▶ [Requirement]:
Given the records below, set each one down again exactly as it reads.

====== Records for this task

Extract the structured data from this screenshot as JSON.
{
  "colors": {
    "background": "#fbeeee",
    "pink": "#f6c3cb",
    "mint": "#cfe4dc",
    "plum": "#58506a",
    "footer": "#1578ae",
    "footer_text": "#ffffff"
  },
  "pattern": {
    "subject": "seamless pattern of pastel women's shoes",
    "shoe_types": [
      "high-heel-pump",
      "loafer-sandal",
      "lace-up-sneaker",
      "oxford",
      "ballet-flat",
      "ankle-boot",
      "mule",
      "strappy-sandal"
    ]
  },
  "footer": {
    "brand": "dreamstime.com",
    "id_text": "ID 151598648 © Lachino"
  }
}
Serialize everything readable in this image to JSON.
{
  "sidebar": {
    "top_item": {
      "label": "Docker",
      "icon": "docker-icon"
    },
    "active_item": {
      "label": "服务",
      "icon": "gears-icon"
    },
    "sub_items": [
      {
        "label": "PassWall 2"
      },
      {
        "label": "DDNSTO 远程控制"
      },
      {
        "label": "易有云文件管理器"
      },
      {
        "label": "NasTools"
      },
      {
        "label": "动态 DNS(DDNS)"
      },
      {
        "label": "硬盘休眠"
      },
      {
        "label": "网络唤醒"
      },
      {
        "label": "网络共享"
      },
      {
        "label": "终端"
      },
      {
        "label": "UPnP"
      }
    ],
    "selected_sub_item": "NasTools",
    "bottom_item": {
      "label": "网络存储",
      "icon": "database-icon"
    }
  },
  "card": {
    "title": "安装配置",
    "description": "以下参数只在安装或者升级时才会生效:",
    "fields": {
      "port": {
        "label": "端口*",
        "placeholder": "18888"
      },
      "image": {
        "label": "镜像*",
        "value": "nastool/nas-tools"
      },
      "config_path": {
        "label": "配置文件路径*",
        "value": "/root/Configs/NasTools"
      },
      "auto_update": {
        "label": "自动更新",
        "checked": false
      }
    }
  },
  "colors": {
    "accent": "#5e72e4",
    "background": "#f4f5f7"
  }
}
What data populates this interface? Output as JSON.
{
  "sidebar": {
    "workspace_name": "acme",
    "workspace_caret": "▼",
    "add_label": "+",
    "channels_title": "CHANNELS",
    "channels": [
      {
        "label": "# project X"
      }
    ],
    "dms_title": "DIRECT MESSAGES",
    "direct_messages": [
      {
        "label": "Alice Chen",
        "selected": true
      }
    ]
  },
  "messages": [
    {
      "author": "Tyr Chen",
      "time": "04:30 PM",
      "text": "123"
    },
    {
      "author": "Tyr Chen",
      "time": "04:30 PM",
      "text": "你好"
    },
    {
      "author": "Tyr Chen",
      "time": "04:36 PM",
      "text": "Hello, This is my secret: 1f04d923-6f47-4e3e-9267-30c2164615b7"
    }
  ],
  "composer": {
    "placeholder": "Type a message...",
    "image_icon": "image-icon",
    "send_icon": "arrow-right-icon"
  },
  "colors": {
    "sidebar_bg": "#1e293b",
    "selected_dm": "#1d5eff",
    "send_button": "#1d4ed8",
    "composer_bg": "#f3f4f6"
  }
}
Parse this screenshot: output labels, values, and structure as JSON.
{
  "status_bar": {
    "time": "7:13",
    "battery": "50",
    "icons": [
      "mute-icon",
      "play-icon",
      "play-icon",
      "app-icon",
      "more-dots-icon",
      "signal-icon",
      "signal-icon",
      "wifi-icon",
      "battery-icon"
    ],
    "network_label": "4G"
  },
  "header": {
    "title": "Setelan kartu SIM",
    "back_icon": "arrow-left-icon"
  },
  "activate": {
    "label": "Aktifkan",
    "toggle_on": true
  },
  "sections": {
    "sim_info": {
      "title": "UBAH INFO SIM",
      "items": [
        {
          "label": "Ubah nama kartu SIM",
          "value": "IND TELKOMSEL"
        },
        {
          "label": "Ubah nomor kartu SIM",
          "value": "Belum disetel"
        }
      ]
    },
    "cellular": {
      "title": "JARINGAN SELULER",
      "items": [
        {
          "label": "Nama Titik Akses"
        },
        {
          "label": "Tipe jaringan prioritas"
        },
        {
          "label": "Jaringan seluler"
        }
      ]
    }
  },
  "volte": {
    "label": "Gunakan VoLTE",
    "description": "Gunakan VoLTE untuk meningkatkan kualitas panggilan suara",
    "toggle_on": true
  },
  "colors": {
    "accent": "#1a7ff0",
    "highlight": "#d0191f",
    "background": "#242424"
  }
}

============

▶ [Solved problem]:
Extract the structured data from this screenshot as JSON.
{
  "colors": {
    "background": "#fbeeee",
    "pink": "#f6c3cb",
    "mint": "#cfe4dc",
    "plum": "#58506a",
    "footer": "#1578ae",
    "footer_text": "#ffffff"
  },
  "pattern": {
    "subject": "seamless pattern of pastel women's shoes",
    "shoe_types": [
      "high-heel-pump",
      "loafer-sandal",
      "lace-up-sneaker",
      "oxford",
      "ballet-flat",
      "ankle-boot",
      "mule",
      "strappy-sandal"
    ]
  },
  "footer": {
    "brand": "dreamstime.com",
    "id_text": "ID 151598648 © Lachino"
  }
}
Serialize everything readable in this image to JSON.
{
  "sidebar": {
    "top_item": {
      "label": "Docker",
      "icon": "docker-icon"
    },
    "active_item": {
      "label": "服务",
      "icon": "gears-icon"
    },
    "sub_items": [
      {
        "label": "PassWall 2"
      },
      {
        "label": "DDNSTO 远程控制"
      },
      {
        "label": "易有云文件管理器"
      },
      {
        "label": "NasTools"
      },
      {
        "label": "动态 DNS(DDNS)"
      },
      {
        "label": "硬盘休眠"
      },
      {
        "label": "网络唤醒"
      },
      {
        "label": "网络共享"
      },
      {
        "label": "终端"
      },
      {
        "label": "UPnP"
      }
    ],
    "selected_sub_item": "NasTools",
    "bottom_item": {
      "label": "网络存储",
      "icon": "database-icon"
    }
  },
  "card": {
    "title": "安装配置",
    "description": "以下参数只在安装或者升级时才会生效:",
    "fields": {
      "port": {
        "label": "端口*",
        "placeholder": "18888"
      },
      "image": {
        "label": "镜像*",
        "value": "nastool/nas-tools"
      },
      "config_path": {
        "label": "配置文件路径*",
        "value": "/root/Configs/NasTools"
      },
      "auto_update": {
        "label": "自动更新",
        "checked": false
      }
    }
  },
  "colors": {
    "accent": "#5e72e4",
    "background": "#f4f5f7"
  }
}
What data populates this interface? Output as JSON.
{
  "sidebar": {
    "workspace_name": "acme",
    "workspace_caret": "▼",
    "add_label": "+",
    "channels_title": "CHANNELS",
    "channels": [
      {
        "label": "# project X"
      }
    ],
    "dms_title": "DIRECT MESSAGES",
    "direct_messages": [
      {
        "label": "Alice Chen",
        "selected": true
      }
    ]
  },
  "messages": [
    {
      "author": "Tyr Chen",
      "time": "04:30 PM",
      "text": "123"
    },
    {
      "author": "Tyr Chen",
      "time": "04:30 PM",
      "text": "你好"
    },
    {
      "author": "Tyr Chen",
      "time": "04:36 PM",
      "text": "Hello, This is my secret: 1f04d923-6f47-4e3e-9267-30c2164615b7"
    }
  ],
  "composer": {
    "placeholder": "Type a message...",
    "image_icon": "image-icon",
    "send_icon": "arrow-right-icon"
  },
  "colors": {
    "sidebar_bg": "#1e293b",
    "selected_dm": "#1d5eff",
    "send_button": "#1d4ed8",
    "composer_bg": "#f3f4f6"
  }
}
Parse this screenshot: output labels, values, and structure as JSON.
{
  "status_bar": {
    "time": "7:13",
    "battery": "50",
    "icons": [
      "mute-icon",
      "play-icon",
      "play-icon",
      "app-icon",
      "more-dots-icon",
      "signal-icon",
      "signal-icon",
      "wifi-icon",
      "battery-icon"
    ],
    "network_label": "4G"
  },
  "header": {
    "title": "Setelan kartu SIM",
    "back_icon": "arrow-left-icon"
  },
  "activate": {
    "label": "Aktifkan",
    "toggle_on": true
  },
  "sections": {
    "sim_info": {
      "title": "UBAH INFO SIM",
      "items": [
        {
          "label": "Ubah nama kartu SIM",
          "value": "IND TELKOMSEL"
        },
        {
          "label": "Ubah nomor kartu SIM",
          "value": "Belum disetel"
        }
      ]
    },
    "cellular": {
      "title": "JARINGAN SELULER",
      "items": [
        {
          "label": "Nama Titik Akses"
        },
        {
          "label": "Tipe jaringan prioritas"
        },
        {
          "label": "Jaringan seluler"
        }
      ]
    }
  },
  "volte": {
    "label": "Gunakan VoLTE",
    "description": "Gunakan VoLTE untuk meningkatkan kualitas panggilan suara",
    "toggle_on": true
  },
  "colors": {
    "accent": "#1a7ff0",
    "highlight": "#d0191f",
    "background": "#242424"
  }
}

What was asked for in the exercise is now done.